Project description:We discovered a 50-cm-thick peat deposit near Cape Rasmussen (65.2°S), in the maritime Antarctic. To our knowledge, while aerobic 'moss banks' have often been examined, waterlogged 'peatlands' have never been described in this region before. The waterlogged system is approximately 100?m2, with a shallow water table. Surface vegetation is dominated by Warnstorfia fontinaliopsis, a wet-adapted moss commonly found in the Antarctic Peninsula. Peat inception was dated at 2750?cal. BP and was followed by relatively rapid peat accumulation (~0.1?cm/year) until 2150?cal. BP. Our multi-proxy analysis then shows a 2000-year-long stratigraphic hiatus as well as the recent resurgence of peat accumulation, sometime after 1950 AD. The existence of a thriving peatland at 2700-2150?cal.
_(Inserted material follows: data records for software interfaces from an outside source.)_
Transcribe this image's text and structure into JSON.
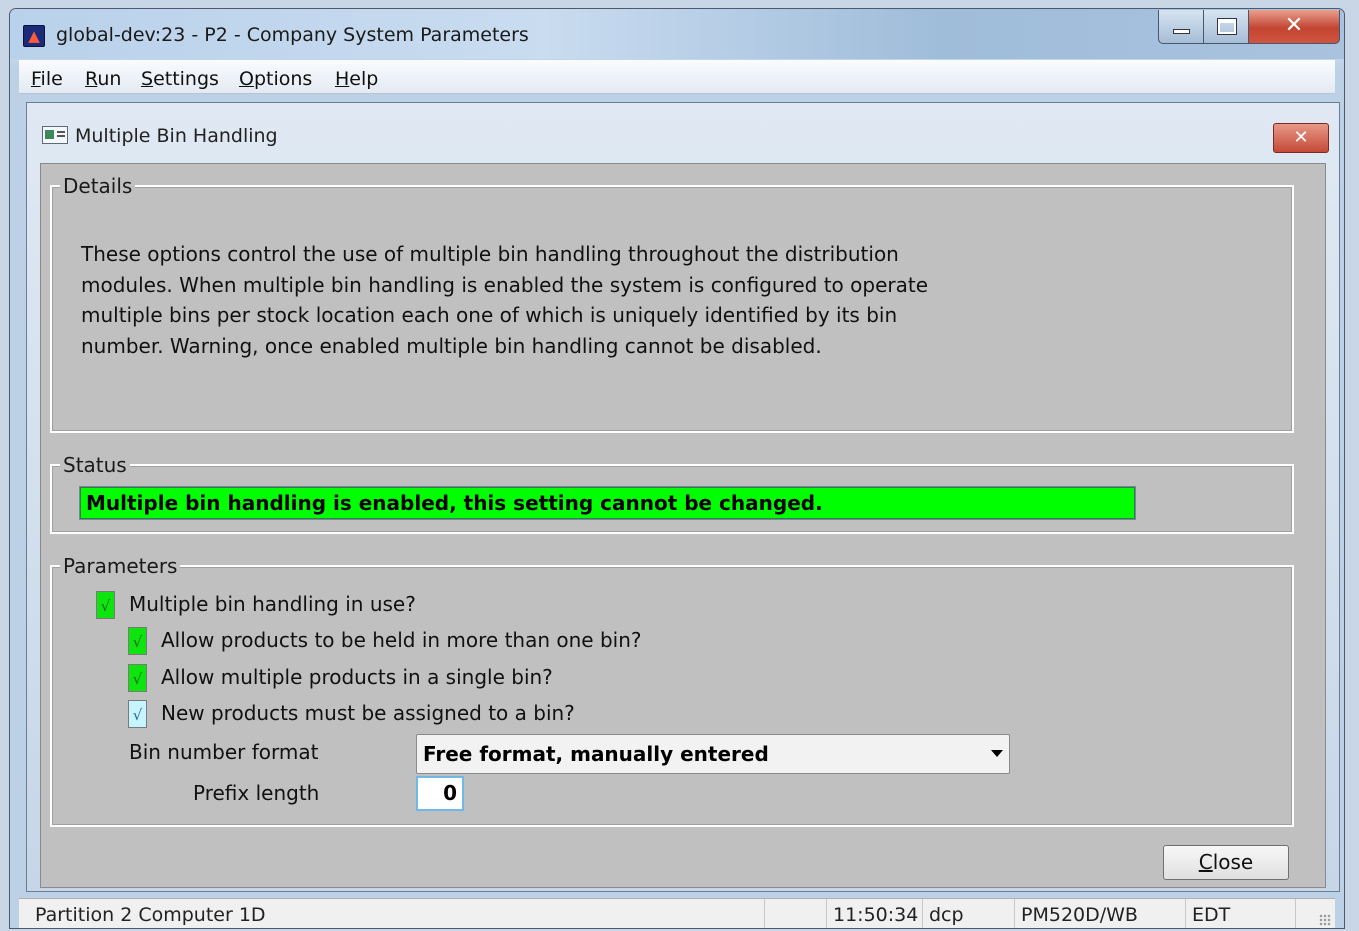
{
  "window": {
    "title": "global-dev:23 - P2 - Company System Parameters"
  },
  "menu": {
    "items": [
      {
        "label": "File",
        "accel": "F",
        "rest": "ile"
      },
      {
        "label": "Run",
        "accel": "R",
        "rest": "un"
      },
      {
        "label": "Settings",
        "accel": "S",
        "rest": "ettings"
      },
      {
        "label": "Options",
        "accel": "O",
        "rest": "ptions"
      },
      {
        "label": "Help",
        "accel": "H",
        "rest": "elp"
      }
    ]
  },
  "dialog": {
    "title": "Multiple Bin Handling",
    "details": {
      "group_title": "Details",
      "text": "These options control the use of multiple bin handling throughout the distribution modules.  When multiple bin handling is enabled the system is configured to operate multiple bins per stock location each one of which is uniquely identified by its bin number.  Warning, once enabled multiple bin handling cannot be disabled."
    },
    "status": {
      "group_title": "Status",
      "message": "Multiple bin handling is enabled, this setting cannot be changed.",
      "color": "#00ff00"
    },
    "parameters": {
      "group_title": "Parameters",
      "checkboxes": [
        {
          "label": "Multiple bin handling in use?",
          "checked": true
        },
        {
          "label": "Allow products to be held in more than one bin?",
          "checked": true
        },
        {
          "label": "Allow multiple products in a single bin?",
          "checked": true
        },
        {
          "label": "New products must be assigned to a bin?",
          "checked": true
        }
      ],
      "check_glyph": "√",
      "bin_number_format_label": "Bin number format",
      "bin_number_format_value": "Free format, manually entered",
      "prefix_length_label": "Prefix length",
      "prefix_length_value": "0"
    },
    "close_button": {
      "label": "Close",
      "accel": "C",
      "rest": "lose"
    }
  },
  "statusbar": {
    "partition": "Partition 2 Computer 1D",
    "time": "11:50:34",
    "user": "dcp",
    "program": "PM520D/WB",
    "mode": "EDT"
  }
}
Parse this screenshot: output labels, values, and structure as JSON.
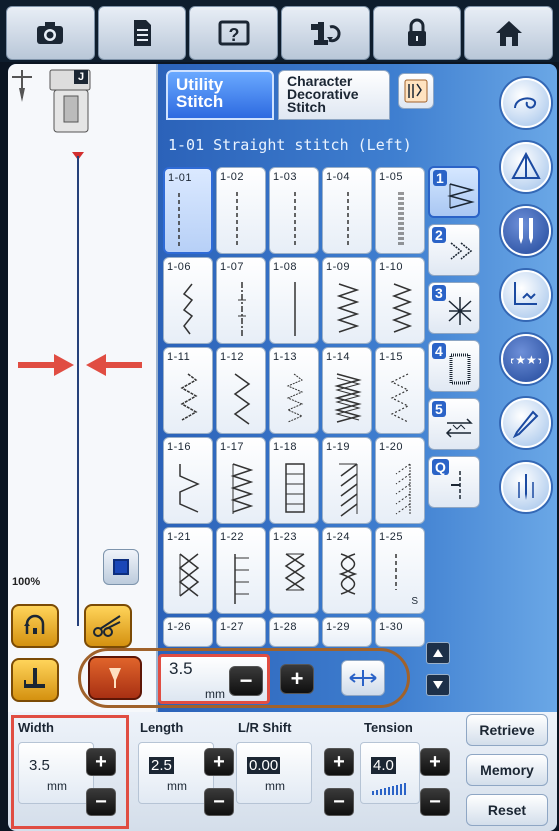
{
  "toolbar": {
    "items": [
      {
        "name": "camera-icon"
      },
      {
        "name": "document-icon"
      },
      {
        "name": "help-icon",
        "label": "?"
      },
      {
        "name": "presser-foot-icon"
      },
      {
        "name": "lock-icon"
      },
      {
        "name": "home-icon"
      }
    ]
  },
  "tabs": {
    "utility": "Utility Stitch",
    "utility_line1": "Utility",
    "utility_line2": "Stitch",
    "character_line1": "Character",
    "character_line2": "Decorative",
    "character_line3": "Stitch"
  },
  "presser_foot_label": "J",
  "selected_stitch_title": "1-01 Straight stitch (Left)",
  "stitches": [
    {
      "id": "1-01",
      "selected": true
    },
    {
      "id": "1-02"
    },
    {
      "id": "1-03"
    },
    {
      "id": "1-04"
    },
    {
      "id": "1-05"
    },
    {
      "id": "1-06"
    },
    {
      "id": "1-07"
    },
    {
      "id": "1-08"
    },
    {
      "id": "1-09"
    },
    {
      "id": "1-10"
    },
    {
      "id": "1-11"
    },
    {
      "id": "1-12"
    },
    {
      "id": "1-13"
    },
    {
      "id": "1-14"
    },
    {
      "id": "1-15"
    },
    {
      "id": "1-16"
    },
    {
      "id": "1-17"
    },
    {
      "id": "1-18"
    },
    {
      "id": "1-19"
    },
    {
      "id": "1-20"
    },
    {
      "id": "1-21"
    },
    {
      "id": "1-22"
    },
    {
      "id": "1-23"
    },
    {
      "id": "1-24"
    },
    {
      "id": "1-25",
      "extra": "S"
    },
    {
      "id": "1-26"
    },
    {
      "id": "1-27"
    },
    {
      "id": "1-28"
    },
    {
      "id": "1-29"
    },
    {
      "id": "1-30"
    }
  ],
  "categories": [
    "1",
    "2",
    "3",
    "4",
    "5",
    "Q"
  ],
  "zoom": "100%",
  "width_quick": {
    "value": "3.5",
    "unit": "mm"
  },
  "settings": {
    "width": {
      "label": "Width",
      "value": "3.5",
      "unit": "mm"
    },
    "length": {
      "label": "Length",
      "value": "2.5",
      "unit": "mm"
    },
    "shift": {
      "label": "L/R Shift",
      "value": "0.00",
      "unit": "mm"
    },
    "tension": {
      "label": "Tension",
      "value": "4.0"
    }
  },
  "side_buttons": {
    "retrieve": "Retrieve",
    "memory": "Memory",
    "reset": "Reset"
  },
  "colors": {
    "accent": "#2b63c7",
    "highlight": "#e04d42",
    "orange": "#a0622b"
  }
}
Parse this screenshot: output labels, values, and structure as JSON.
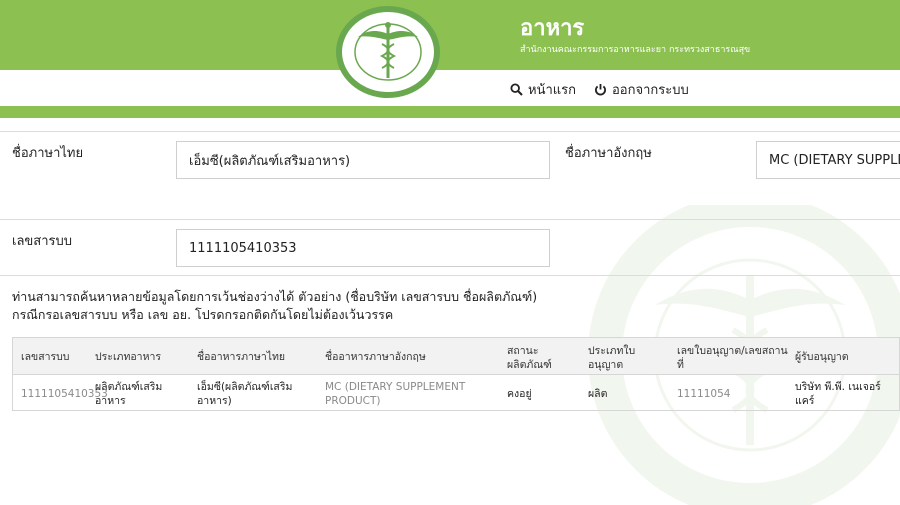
{
  "header": {
    "title": "อาหาร",
    "subtitle": "สำนักงานคณะกรรมการอาหารและยา กระทรวงสาธารณสุข",
    "colors": {
      "brand_green": "#8cc152",
      "seal_green": "#6aa84f"
    }
  },
  "nav": {
    "home": {
      "label": "หน้าแรก",
      "icon": "search-icon"
    },
    "logout": {
      "label": "ออกจากระบบ",
      "icon": "power-icon"
    }
  },
  "form": {
    "thai_name": {
      "label": "ชื่อภาษาไทย",
      "value": "เอ็มซี(ผลิตภัณฑ์เสริมอาหาร)"
    },
    "english_name": {
      "label": "ชื่อภาษาอังกฤษ",
      "value": "MC (DIETARY SUPPLE"
    },
    "reg_number": {
      "label": "เลขสารบบ",
      "value": "1111105410353"
    }
  },
  "note": {
    "line1": "ท่านสามารถค้นหาหลายข้อมูลโดยการเว้นช่องว่างได้ ตัวอย่าง (ชื่อบริษัท เลขสารบบ ชื่อผลิตภัณฑ์)",
    "line2": "กรณีกรอเลขสารบบ หรือ เลข อย. โปรดกรอกติดกันโดยไม่ต้องเว้นวรรค"
  },
  "table": {
    "headers": {
      "reg": "เลขสารบบ",
      "type": "ประเภทอาหาร",
      "thai": "ชื่ออาหารภาษาไทย",
      "eng": "ชื่ออาหารภาษาอังกฤษ",
      "status": "สถานะผลิตภัณฑ์",
      "license_type": "ประเภทใบอนุญาต",
      "license_no": "เลขใบอนุญาต/เลขสถานที่",
      "licensee": "ผู้รับอนุญาต"
    },
    "row": {
      "reg": "1111105410353",
      "type": "ผลิตภัณฑ์เสริมอาหาร",
      "thai": "เอ็มซี(ผลิตภัณฑ์เสริมอาหาร)",
      "eng": "MC (DIETARY SUPPLEMENT PRODUCT)",
      "status": "คงอยู่",
      "license_type": "ผลิต",
      "license_no": "11111054",
      "licensee": "บริษัท พี.พี. เนเจอร์ แคร์"
    }
  }
}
BP implies regionally warm summer conditions extending beyond the mid-Holocene; this finding is corroborated by many regional records showing moss bank initiation and decreased sea ice extent during this time period. Recent peatland recovery at the study site (<50 years ago) might have been triggered by ongoing rapid warming, as the area is experiencing climatic conditions approaching those found on milder, peatland-rich sub-Antarctic islands (50-60°S). Assuming that colonization opportunities and stabilization mechanisms would allow peat to persist in Antarctica, our results suggest that longer and warmer growing seasons in the maritime Antarctic region may promote a more peatland-rich landscape in the future.